A good report will give insight into a metric that is trending off track, but a great report allows you to drill down and explore why you're off track. For example, if expenses are up 15% from last month, the logical question is, “Why?” Which then leads to, “Which location? Which accounts? What transactions?” A great report will lead you through that natural narrative, like a flowchart. Mapping the report user's natural line of questioning becomes a kind of storyboard for a high-impact dashboard that helps them determine where to focus their time and effort.
Now you're ready to build a report.
Step 4: Build a Report and Iterate
After building the report, it should be published to Power BI Service (it's easy) so all the stakeholders can access it. Power BI Service is only $10 per user, per month. So, if three individuals need access to the report, it will cost $40/mo (the report builder needs a license, too), a nominal fee for improving visibility and alignment.
Then, give stakeholders a timeframe of 3-5 days to use and vet the report (in industry parlance, this is called UAT, or user acceptance testing). Once the users graduate from planning to using the report in their day-to-day work, they'll discover new insights that will make the report even more useful. Ask for their feedback and incorporate it.
Consider Whether to Engage an Outside Partner
While we've outlined the basic steps for successful dashboards, it’s fair to assume that not every business has the capacity to develop BI internally. The most important consideration when evaluating an external partner is to look for a resource that will spend time understanding your business from the inside out, rather than taking orders. A true partner should even challenge your assumptions to ensure you achieve the goal you're after.

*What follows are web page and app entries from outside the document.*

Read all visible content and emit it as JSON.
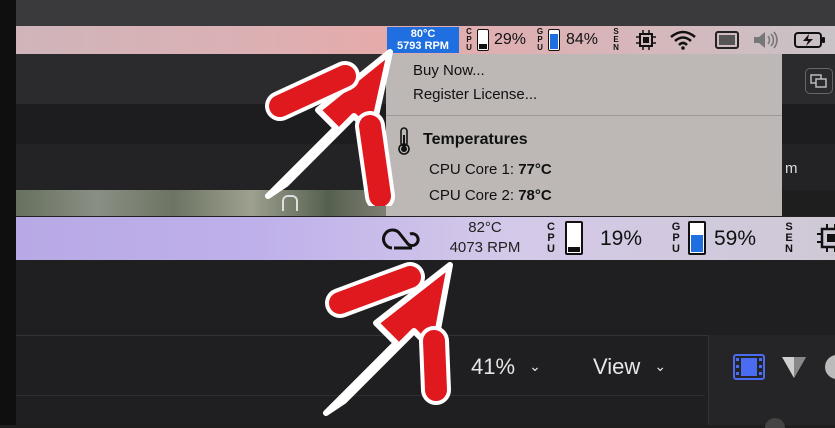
{
  "menubar_top": {
    "temperature": "80°C",
    "fan_speed": "5793 RPM",
    "cpu_label": [
      "C",
      "P",
      "U"
    ],
    "cpu_percent": "29%",
    "cpu_level": 0.29,
    "gpu_label": [
      "G",
      "P",
      "U"
    ],
    "gpu_percent": "84%",
    "gpu_level": 0.84,
    "sen_label": [
      "S",
      "E",
      "N"
    ],
    "icons": [
      "chip-icon",
      "wifi-icon",
      "display-icon",
      "volume-icon",
      "battery-charging-icon"
    ]
  },
  "dropdown": {
    "items": [
      "Buy Now...",
      "Register License..."
    ],
    "section_title": "Temperatures",
    "readings": [
      {
        "label": "CPU Core 1: ",
        "value": "77°C"
      },
      {
        "label": "CPU Core 2: ",
        "value": "78°C"
      }
    ]
  },
  "menubar_bottom": {
    "temperature": "82°C",
    "fan_speed": "4073 RPM",
    "cpu_label": [
      "C",
      "P",
      "U"
    ],
    "cpu_percent": "19%",
    "cpu_level": 0.19,
    "gpu_label": [
      "G",
      "P",
      "U"
    ],
    "gpu_percent": "59%",
    "gpu_level": 0.59,
    "sen_label": [
      "S",
      "E",
      "N"
    ]
  },
  "app_toolbar": {
    "zoom": "41%",
    "view": "View",
    "partial_text": "m"
  },
  "colors": {
    "arrow": "#e0191f",
    "highlight": "#1f6fe0",
    "gpu_fill": "#1f6fe0"
  }
}
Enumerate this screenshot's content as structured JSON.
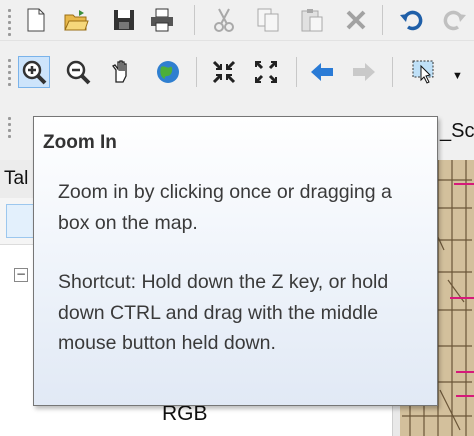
{
  "tooltip": {
    "title": "Zoom In",
    "description": "Zoom in by clicking once or dragging a box on the map.",
    "shortcut": "Shortcut: Hold down the Z key, or hold down CTRL and drag with the middle mouse button held down."
  },
  "panel": {
    "tab_label": "Tal",
    "layer_label": "RGB"
  },
  "map": {
    "title_fragment": "_Sc"
  },
  "colors": {
    "active_button": "#cde4fb",
    "map_background": "#d8c7a8",
    "tooltip_border": "#767676"
  },
  "toolbar": {
    "standard": [
      "new-document-icon",
      "open-folder-icon",
      "save-icon",
      "print-icon",
      "cut-icon",
      "copy-icon",
      "paste-icon",
      "delete-icon",
      "undo-icon",
      "redo-icon"
    ],
    "tools": [
      "zoom-in-icon",
      "zoom-out-icon",
      "pan-icon",
      "full-extent-icon",
      "fixed-zoom-in-icon",
      "fixed-zoom-out-icon",
      "back-extent-icon",
      "forward-extent-icon",
      "select-features-icon"
    ]
  }
}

A few red flags to watch for when researching a vendor:
- A vender who says, "Tell us what you want, and we'll build it."
- A vendor who insists an elaborate back-end system needs to be in place before report development can begin. (Elaborate builds will delay the report execution and ROI. Getting wins early and often is essential to getting adoption and making the shift to data-driven.)
- A vendor who is a sales channel for a particular technology. You need to know if they're incentivized to push you in a certain direction.
Microsoft offers a Power BI partner database with 483 vendors. You'll find Blue Margin listed there as a Gold Partner for both data engineering and dashboard development.
About Us: Blue Margin helps private equity and mid-market companies quickly organize their data into dashboards, the most efficient way to turn strategy into action, and create a culture of accountability focused on growth and profitability. We call it The Dashboard Effect, the title of our book and podcast. Our mission is to meet your needs and budget and deliver breakthroughs to our clients early and often.
For Further Listening:
For Further Reading:
- Starting a BI Initiative? Choose Agile Over Waterfall
- Power BI Dashboards Drive Accountability in Commercial Services
- Finding Success Despite Market Disruptions: Managing With Data Visibility
Manis, Kim. (2022, March 25). Microsoft named a Leader in the 2022 Gartner® Magic Quadrant™ for Analytics and BI Platforms. Microsoft Power BI Blog. https://powerbi.microsoft.com/en-us/blog/microsoft-named-a-leader-in-the-2022-gartner-magic-quadrant-for-analytics-and-bi-platforms/
Nowack, K. M. (2021). Hacks for Effectively Setting and Reaching Goals. TD: Talent Development, 75(5), 72–74.